The National Rifle Association is calling for outright censorship as news of yet another school shooting dominates national headlines.
“It’s time to put an end to this glorification of carnage in pursuit of ratings, because it’s killing our kids,” said Colion Noir, a gun-rights activist and host of an NRA-TV show, in a video posted online less than one week after a school shooting in Santa Fe, Texas, left 10 people dead.
The NRA went on a similar offensive in the wake of the Valentine’s Day massacre at a high school in Parkland, Florida, that left 17 dead.
“Many in legacy media love mass shootings,” NRA spokesperson Dana Loesch said at a CNN Town Hall after the Parkland shooting. “I’m not saying that you love the tragedy. But I am saying that you love the ratings. Crying white mothers are ratings gold.”
It’s also an idea that appeared to be on President Donald Trump’s radar as far back as the Parkland shooting, when he ordered the formation of the School Safety Commission. In addition to age limits for certain firearm purchases, violence in video games, access to mental health treatment, school building security and Obama-era guidance on school discipline, Trump also directed the commission to consider how journalists cover mass shootings.
The notion that the media exacerbates the problem of mass shootings and inspires copycats isn’t just coming from right-wing gun advocates: Research presented at the American Psychological Association’s annual convention two years ago by Western New Mexico University correlated the three-fold increase in mass shootings between 2000 to 2016 to what they call a “media contagion effect;” where a mass shooting is covered widely and extensively, with a lot of attention paid to the shooter.
Dave Cullen, author of “Columbine.” which focuses on the April 1999 school shooting that left 13 people dead, told CNN’s Brian Stelter after the Parkland shooting that would-be school shooters, much like terrorists, might be motivated to carry out an act of violence just to get national attention.

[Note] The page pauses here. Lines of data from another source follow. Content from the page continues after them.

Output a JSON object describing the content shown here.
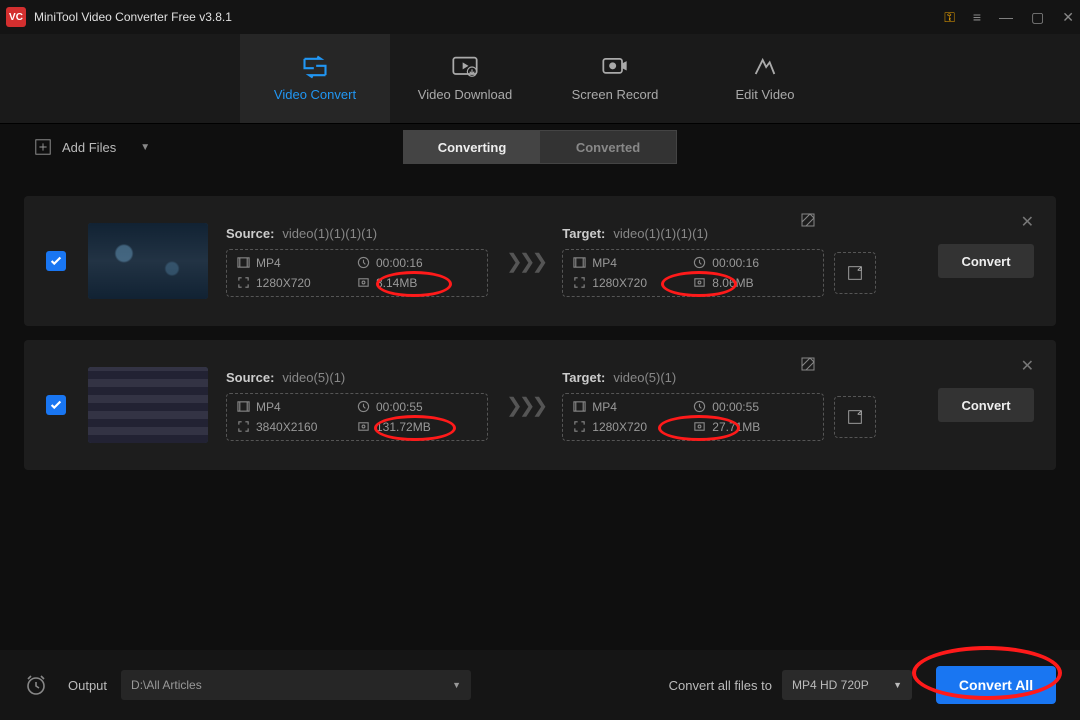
{
  "app": {
    "title": "MiniTool Video Converter Free v3.8.1",
    "logo_text": "VC"
  },
  "nav": {
    "convert": "Video Convert",
    "download": "Video Download",
    "record": "Screen Record",
    "edit": "Edit Video"
  },
  "toolbar": {
    "add_files": "Add Files"
  },
  "subtabs": {
    "converting": "Converting",
    "converted": "Converted"
  },
  "labels": {
    "source": "Source:",
    "target": "Target:"
  },
  "buttons": {
    "convert": "Convert"
  },
  "rows": [
    {
      "source_name": "video(1)(1)(1)(1)",
      "target_name": "video(1)(1)(1)(1)",
      "src": {
        "fmt": "MP4",
        "dur": "00:00:16",
        "res": "1280X720",
        "size": "8.14MB"
      },
      "tgt": {
        "fmt": "MP4",
        "dur": "00:00:16",
        "res": "1280X720",
        "size": "8.06MB"
      }
    },
    {
      "source_name": "video(5)(1)",
      "target_name": "video(5)(1)",
      "src": {
        "fmt": "MP4",
        "dur": "00:00:55",
        "res": "3840X2160",
        "size": "131.72MB"
      },
      "tgt": {
        "fmt": "MP4",
        "dur": "00:00:55",
        "res": "1280X720",
        "size": "27.71MB"
      }
    }
  ],
  "footer": {
    "output_label": "Output",
    "output_path": "D:\\All Articles",
    "convert_all_label": "Convert all files to",
    "format": "MP4 HD 720P",
    "convert_all_btn": "Convert All"
  }
}
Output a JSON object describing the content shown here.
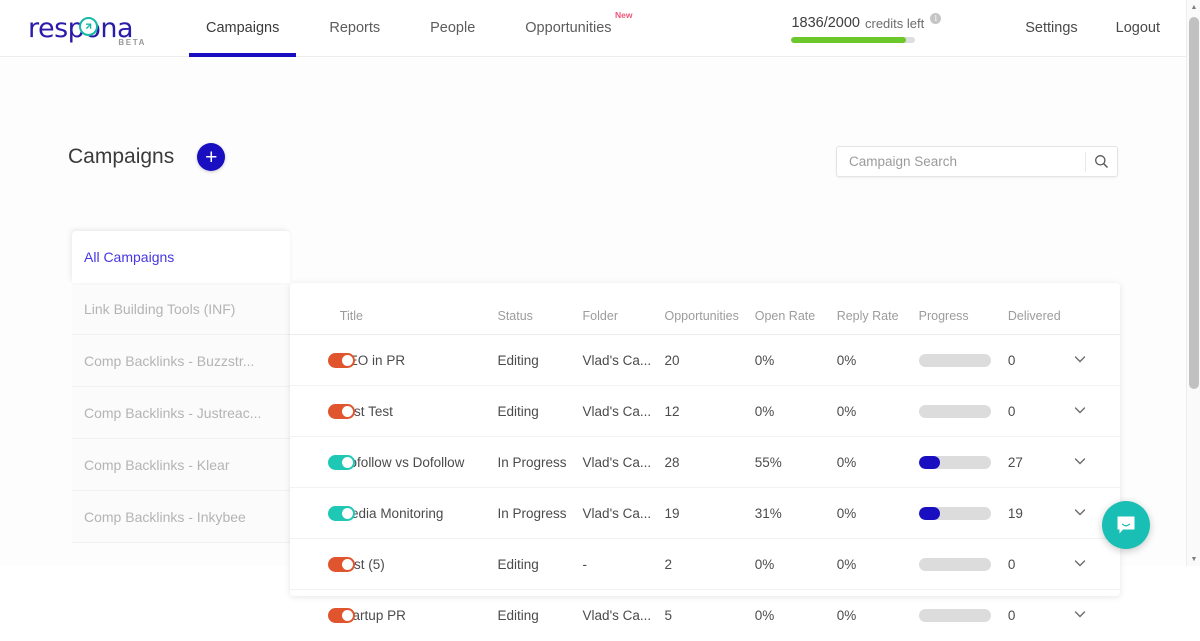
{
  "brand": {
    "name": "respona",
    "beta": "BETA",
    "accent_blue": "#1a0fc0",
    "accent_teal": "#17b8a6",
    "accent_orange": "#e0542e"
  },
  "nav": {
    "items": [
      {
        "label": "Campaigns",
        "badge": ""
      },
      {
        "label": "Reports",
        "badge": ""
      },
      {
        "label": "People",
        "badge": ""
      },
      {
        "label": "Opportunities",
        "badge": "New"
      }
    ]
  },
  "topright": {
    "credits_value": "1836/2000",
    "credits_label": "credits left",
    "info_glyph": "i",
    "credits_percent": 92,
    "settings_label": "Settings",
    "logout_label": "Logout"
  },
  "page": {
    "title": "Campaigns",
    "add_label": "+"
  },
  "search": {
    "placeholder": "Campaign Search",
    "value": ""
  },
  "sidebar": {
    "items": [
      {
        "label": "All Campaigns",
        "active": true
      },
      {
        "label": "Link Building Tools (INF)",
        "active": false
      },
      {
        "label": "Comp Backlinks - Buzzstr...",
        "active": false
      },
      {
        "label": "Comp Backlinks - Justreac...",
        "active": false
      },
      {
        "label": "Comp Backlinks - Klear",
        "active": false
      },
      {
        "label": "Comp Backlinks - Inkybee",
        "active": false
      }
    ]
  },
  "table": {
    "headers": {
      "toggle": "",
      "title": "Title",
      "status": "Status",
      "folder": "Folder",
      "opportunities": "Opportunities",
      "open_rate": "Open Rate",
      "reply_rate": "Reply Rate",
      "progress": "Progress",
      "delivered": "Delivered"
    },
    "rows": [
      {
        "enabled": false,
        "title": "SEO in PR",
        "status": "Editing",
        "folder": "Vlad's Ca...",
        "opportunities": "20",
        "open_rate": "0%",
        "reply_rate": "0%",
        "progress": 0,
        "delivered": "0"
      },
      {
        "enabled": false,
        "title": "Test Test",
        "status": "Editing",
        "folder": "Vlad's Ca...",
        "opportunities": "12",
        "open_rate": "0%",
        "reply_rate": "0%",
        "progress": 0,
        "delivered": "0"
      },
      {
        "enabled": true,
        "title": "Nofollow vs Dofollow",
        "status": "In Progress",
        "folder": "Vlad's Ca...",
        "opportunities": "28",
        "open_rate": "55%",
        "reply_rate": "0%",
        "progress": 30,
        "delivered": "27"
      },
      {
        "enabled": true,
        "title": "Media Monitoring",
        "status": "In Progress",
        "folder": "Vlad's Ca...",
        "opportunities": "19",
        "open_rate": "31%",
        "reply_rate": "0%",
        "progress": 30,
        "delivered": "19"
      },
      {
        "enabled": false,
        "title": "Test (5)",
        "status": "Editing",
        "folder": "-",
        "opportunities": "2",
        "open_rate": "0%",
        "reply_rate": "0%",
        "progress": 0,
        "delivered": "0"
      },
      {
        "enabled": false,
        "title": "Startup PR",
        "status": "Editing",
        "folder": "Vlad's Ca...",
        "opportunities": "5",
        "open_rate": "0%",
        "reply_rate": "0%",
        "progress": 0,
        "delivered": "0"
      }
    ]
  },
  "chat": {
    "icon": "chat-bubble-icon"
  },
  "scrollbar": {
    "up": "▲",
    "down": "▼"
  }
}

But what Cullen and others have suggested is that media companies refrain from zeroing in on the shooter to avoid granting them any semblance of “star power.”
Noir, in his TV spot, appropriates language generally used by gun-control advocates, by proposing “common sense limitations” on media coverage of shootings, and also implies that its hypocritical for the left to talk about gun control while exercising their first amendment rights.

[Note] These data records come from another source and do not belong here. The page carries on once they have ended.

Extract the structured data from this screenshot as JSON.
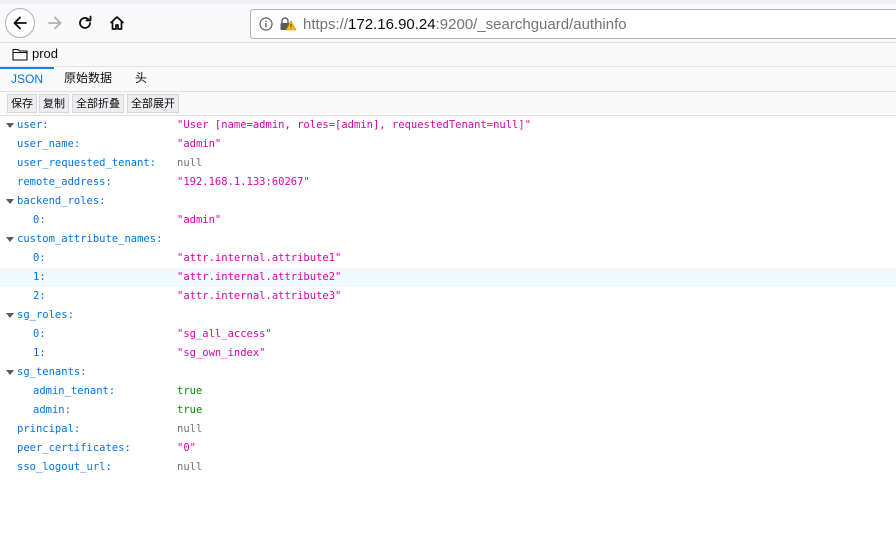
{
  "browser": {
    "url_host": "172.16.90.24",
    "url_rest": ":9200/_searchguard/authinfo",
    "url_prefix": "https://",
    "bookmark_folder": "prod"
  },
  "viewer": {
    "tabs": [
      "JSON",
      "原始数据",
      "头"
    ],
    "active_tab": "JSON",
    "toolbar": [
      "保存",
      "复制",
      "全部折叠",
      "全部展开"
    ]
  },
  "json_rows": [
    {
      "key": "user:",
      "value": "\"User [name=admin, roles=[admin], requestedTenant=null]\"",
      "type": "string",
      "depth": 0,
      "expandable": true
    },
    {
      "key": "user_name:",
      "value": "\"admin\"",
      "type": "string",
      "depth": 0
    },
    {
      "key": "user_requested_tenant:",
      "value": "null",
      "type": "null",
      "depth": 0
    },
    {
      "key": "remote_address:",
      "value": "\"192.168.1.133:60267\"",
      "type": "string",
      "depth": 0
    },
    {
      "key": "backend_roles:",
      "value": "",
      "type": "object",
      "depth": 0,
      "expandable": true
    },
    {
      "key": "0:",
      "value": "\"admin\"",
      "type": "string",
      "depth": 1
    },
    {
      "key": "custom_attribute_names:",
      "value": "",
      "type": "object",
      "depth": 0,
      "expandable": true
    },
    {
      "key": "0:",
      "value": "\"attr.internal.attribute1\"",
      "type": "string",
      "depth": 1
    },
    {
      "key": "1:",
      "value": "\"attr.internal.attribute2\"",
      "type": "string",
      "depth": 1,
      "highlighted": true
    },
    {
      "key": "2:",
      "value": "\"attr.internal.attribute3\"",
      "type": "string",
      "depth": 1
    },
    {
      "key": "sg_roles:",
      "value": "",
      "type": "object",
      "depth": 0,
      "expandable": true
    },
    {
      "key": "0:",
      "value": "\"sg_all_access\"",
      "type": "string",
      "depth": 1
    },
    {
      "key": "1:",
      "value": "\"sg_own_index\"",
      "type": "string",
      "depth": 1
    },
    {
      "key": "sg_tenants:",
      "value": "",
      "type": "object",
      "depth": 0,
      "expandable": true
    },
    {
      "key": "admin_tenant:",
      "value": "true",
      "type": "bool",
      "depth": 1
    },
    {
      "key": "admin:",
      "value": "true",
      "type": "bool",
      "depth": 1
    },
    {
      "key": "principal:",
      "value": "null",
      "type": "null",
      "depth": 0
    },
    {
      "key": "peer_certificates:",
      "value": "\"0\"",
      "type": "string",
      "depth": 0
    },
    {
      "key": "sso_logout_url:",
      "value": "null",
      "type": "null",
      "depth": 0
    }
  ],
  "colors": {
    "key": "#0074e8",
    "string": "#dd00a9",
    "null": "#737373",
    "bool": "#058b00",
    "accent": "#0a84ff"
  }
}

“As much as the media loves to pivot the conversation after a mass school shooting to gun control, the pen is mightier than the sword,” Noir said. “I vehemently disagree with the government infringing on first amendment rights, the same way i believe the government shouldn’t infringe on second amendment rights.”